            There are some fungicides that can protect new growth on trees that are only moderately infected. They need to be applied for a minimum of two years and be specially labeled for control of Rhizosphaera. Read the label very carefully as some are not recommended for blue spruce trees.

            Cytospora canker attacks stressed trees, especially Norway and Colorado blue spruces that are at least 15 - 20 years old. It, too generally starts at the bottom but can also exhibit sporadically throughout the tree. The whole branch dies. Look closely at the base of the branch near the trunk. The canker appears as small white patches of white dried sap and resin. Unfortunately, there is no control for Cytospora canker.

            Why are so many spruces showing symptoms now? It appears the spruces were affected more severely by the 2012 drought than we thought. Some trees showed drought stress immediately, like arborvitae trees and shrubs. Other trees were weakened, making them susceptible to disease, which then took years to become severe enough for us to notice. Our spruce trees fall into that category. Following the drought summer, we had one unusually cold winter followed by quite a few cold, wet springs. Fungal diseases love wet springs. The drought and winter stressed the tree allowing fungal diseases to move in and thrive in the damp conditions once they appeared.

            If you choose to plant another spruce tree, picking the right variety and planting it in a spot that is optimal for its growing conditions is a preventative start. While many varieties of spruce trees are sold in Illinois, not all like our growing conditions. Many prefer thin, dry mountain air instead of hot humid summers. Keep the roots watered during a drought and mulch with an organic mulch to lessen soil temperature and wet/dry extremes. Do not crowd them. They need plenty of air circulation. Spruces have been a favorite choice for wind breaks because of their density. That may be good for the homeowner, but is not helpful to a species that needs lots of air and space.

            I am going to lose all my spruces. All three are infected even though they are all different varieties. They have been there for over 35 years and I’m going to miss them.
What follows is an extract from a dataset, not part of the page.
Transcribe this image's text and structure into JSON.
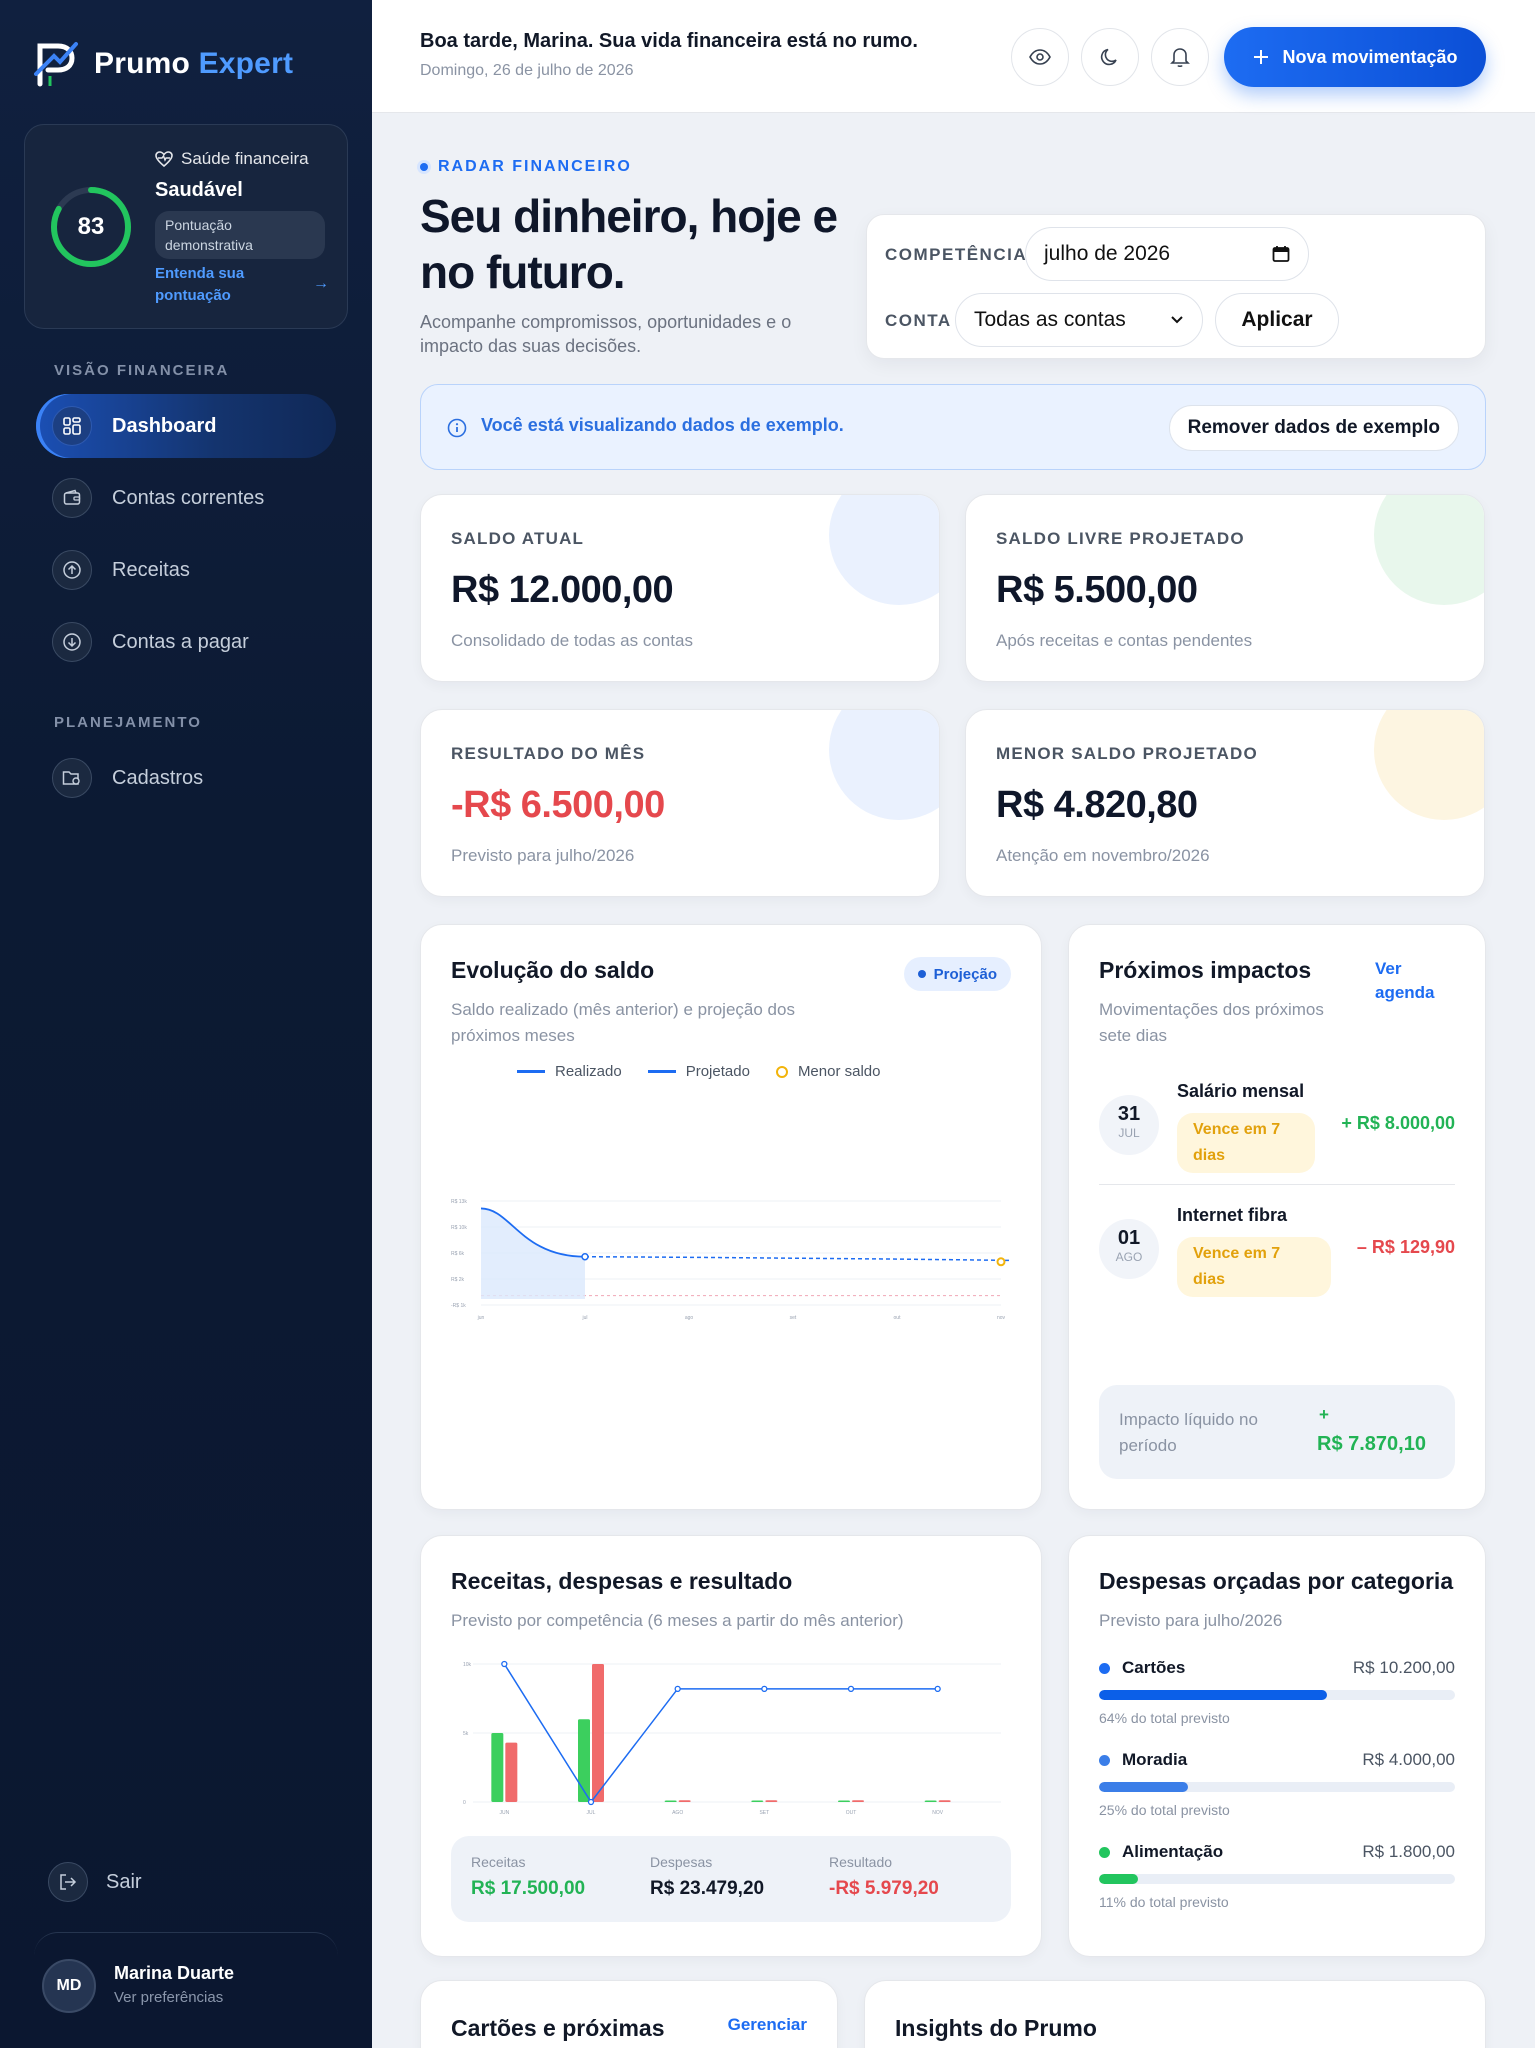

            Please call the University of Illinois Extension Master Gardeners of Edgar County if you have a gardening question in which you need help. We can be reached at 217-465-8585.

           

Pull date: July 31, 2017